(Source data)
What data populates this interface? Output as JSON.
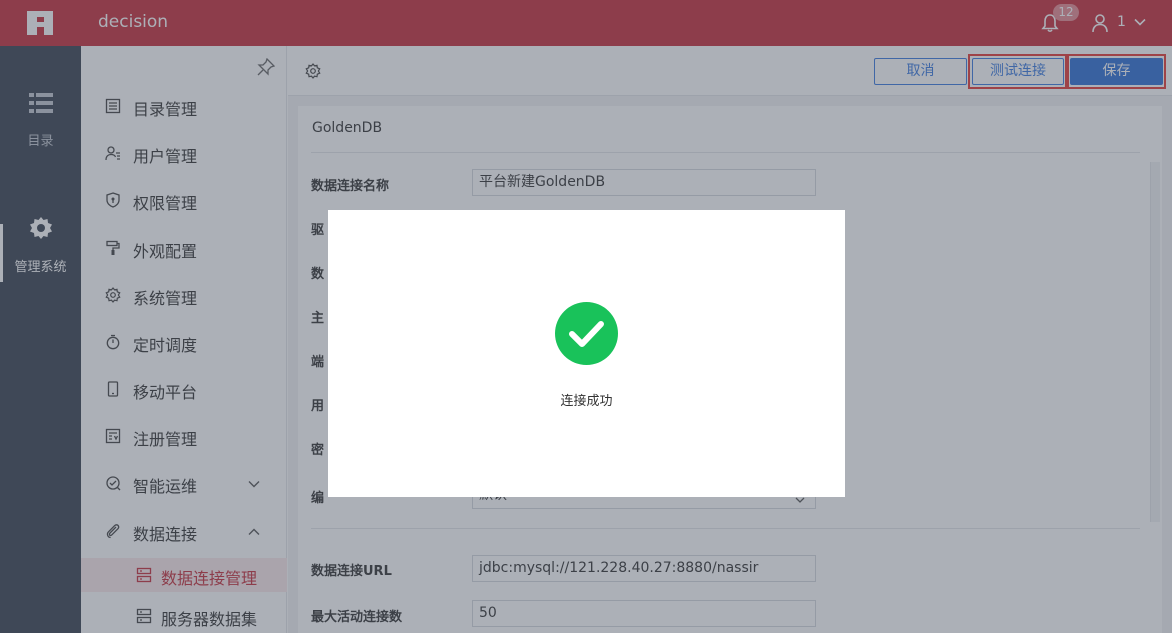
{
  "header": {
    "app_title": "decision",
    "notification_count": "12",
    "user_name": "1",
    "brand_color": "#c62e3b"
  },
  "leftnav": {
    "items": [
      {
        "label": "目录",
        "icon": "list-icon"
      },
      {
        "label": "管理系统",
        "icon": "gear-icon",
        "active": true
      }
    ]
  },
  "submenu": {
    "items": [
      {
        "label": "目录管理",
        "icon": "catalog-icon"
      },
      {
        "label": "用户管理",
        "icon": "user-manage-icon"
      },
      {
        "label": "权限管理",
        "icon": "shield-icon"
      },
      {
        "label": "外观配置",
        "icon": "paint-roller-icon"
      },
      {
        "label": "系统管理",
        "icon": "gear-icon"
      },
      {
        "label": "定时调度",
        "icon": "stopwatch-icon"
      },
      {
        "label": "移动平台",
        "icon": "phone-icon"
      },
      {
        "label": "注册管理",
        "icon": "register-icon"
      },
      {
        "label": "智能运维",
        "icon": "ops-icon",
        "expandable": true,
        "expanded": false
      },
      {
        "label": "数据连接",
        "icon": "paperclip-icon",
        "expandable": true,
        "expanded": true
      },
      {
        "label": "数据连接管理",
        "icon": "server-icon",
        "selected": true
      },
      {
        "label": "服务器数据集",
        "icon": "server-icon"
      }
    ]
  },
  "toolbar": {
    "cancel_label": "取消",
    "test_label": "测试连接",
    "save_label": "保存"
  },
  "form": {
    "title": "GoldenDB",
    "fields": [
      {
        "label": "数据连接名称",
        "value": "平台新建GoldenDB"
      },
      {
        "label": "驱",
        "value": ""
      },
      {
        "label": "数",
        "value": ""
      },
      {
        "label": "主",
        "value": ""
      },
      {
        "label": "端",
        "value": ""
      },
      {
        "label": "用",
        "value": ""
      },
      {
        "label": "密",
        "value": ""
      },
      {
        "label": "编",
        "value": "默认"
      },
      {
        "label": "数据连接URL",
        "value": "jdbc:mysql://121.228.40.27:8880/nassir"
      },
      {
        "label": "最大活动连接数",
        "value": "50"
      }
    ]
  },
  "modal": {
    "message": "连接成功",
    "icon": "check-circle-icon",
    "success_color": "#19c25a"
  }
}
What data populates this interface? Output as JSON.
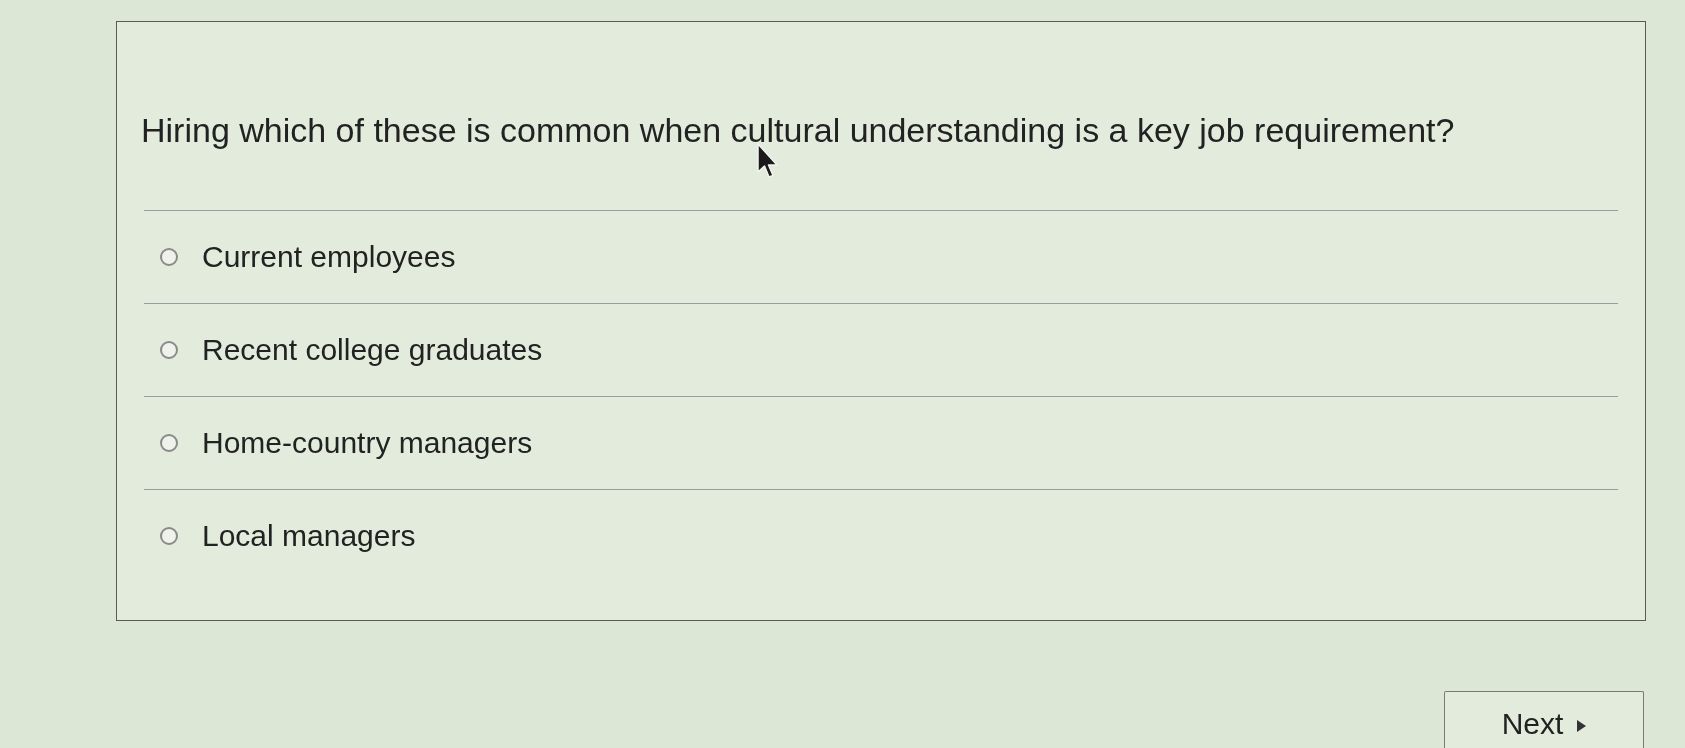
{
  "question": {
    "text": "Hiring which of these is common when cultural understanding is a key job requirement?"
  },
  "options": [
    {
      "label": "Current employees",
      "selected": false
    },
    {
      "label": "Recent college graduates",
      "selected": false
    },
    {
      "label": "Home-country managers",
      "selected": false
    },
    {
      "label": "Local managers",
      "selected": false
    }
  ],
  "next_button": {
    "label": "Next"
  }
}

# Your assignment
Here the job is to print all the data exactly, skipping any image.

# Answer space
What data populates this interface? Output as JSON.
{
  "header": {
    "app_title": "decision",
    "notification_count": "12",
    "user_name": "1",
    "brand_color": "#c62e3b"
  },
  "leftnav": {
    "items": [
      {
        "label": "目录",
        "icon": "list-icon"
      },
      {
        "label": "管理系统",
        "icon": "gear-icon",
        "active": true
      }
    ]
  },
  "submenu": {
    "items": [
      {
        "label": "目录管理",
        "icon": "catalog-icon"
      },
      {
        "label": "用户管理",
        "icon": "user-manage-icon"
      },
      {
        "label": "权限管理",
        "icon": "shield-icon"
      },
      {
        "label": "外观配置",
        "icon": "paint-roller-icon"
      },
      {
        "label": "系统管理",
        "icon": "gear-icon"
      },
      {
        "label": "定时调度",
        "icon": "stopwatch-icon"
      },
      {
        "label": "移动平台",
        "icon": "phone-icon"
      },
      {
        "label": "注册管理",
        "icon": "register-icon"
      },
      {
        "label": "智能运维",
        "icon": "ops-icon",
        "expandable": true,
        "expanded": false
      },
      {
        "label": "数据连接",
        "icon": "paperclip-icon",
        "expandable": true,
        "expanded": true
      },
      {
        "label": "数据连接管理",
        "icon": "server-icon",
        "selected": true
      },
      {
        "label": "服务器数据集",
        "icon": "server-icon"
      }
    ]
  },
  "toolbar": {
    "cancel_label": "取消",
    "test_label": "测试连接",
    "save_label": "保存"
  },
  "form": {
    "title": "GoldenDB",
    "fields": [
      {
        "label": "数据连接名称",
        "value": "平台新建GoldenDB"
      },
      {
        "label": "驱",
        "value": ""
      },
      {
        "label": "数",
        "value": ""
      },
      {
        "label": "主",
        "value": ""
      },
      {
        "label": "端",
        "value": ""
      },
      {
        "label": "用",
        "value": ""
      },
      {
        "label": "密",
        "value": ""
      },
      {
        "label": "编",
        "value": "默认"
      },
      {
        "label": "数据连接URL",
        "value": "jdbc:mysql://121.228.40.27:8880/nassir"
      },
      {
        "label": "最大活动连接数",
        "value": "50"
      }
    ]
  },
  "modal": {
    "message": "连接成功",
    "icon": "check-circle-icon",
    "success_color": "#19c25a"
  }
}
What data populates this interface? Output as JSON.
{
  "question": {
    "text": "Hiring which of these is common when cultural understanding is a key job requirement?"
  },
  "options": [
    {
      "label": "Current employees",
      "selected": false
    },
    {
      "label": "Recent college graduates",
      "selected": false
    },
    {
      "label": "Home-country managers",
      "selected": false
    },
    {
      "label": "Local managers",
      "selected": false
    }
  ],
  "next_button": {
    "label": "Next"
  }
}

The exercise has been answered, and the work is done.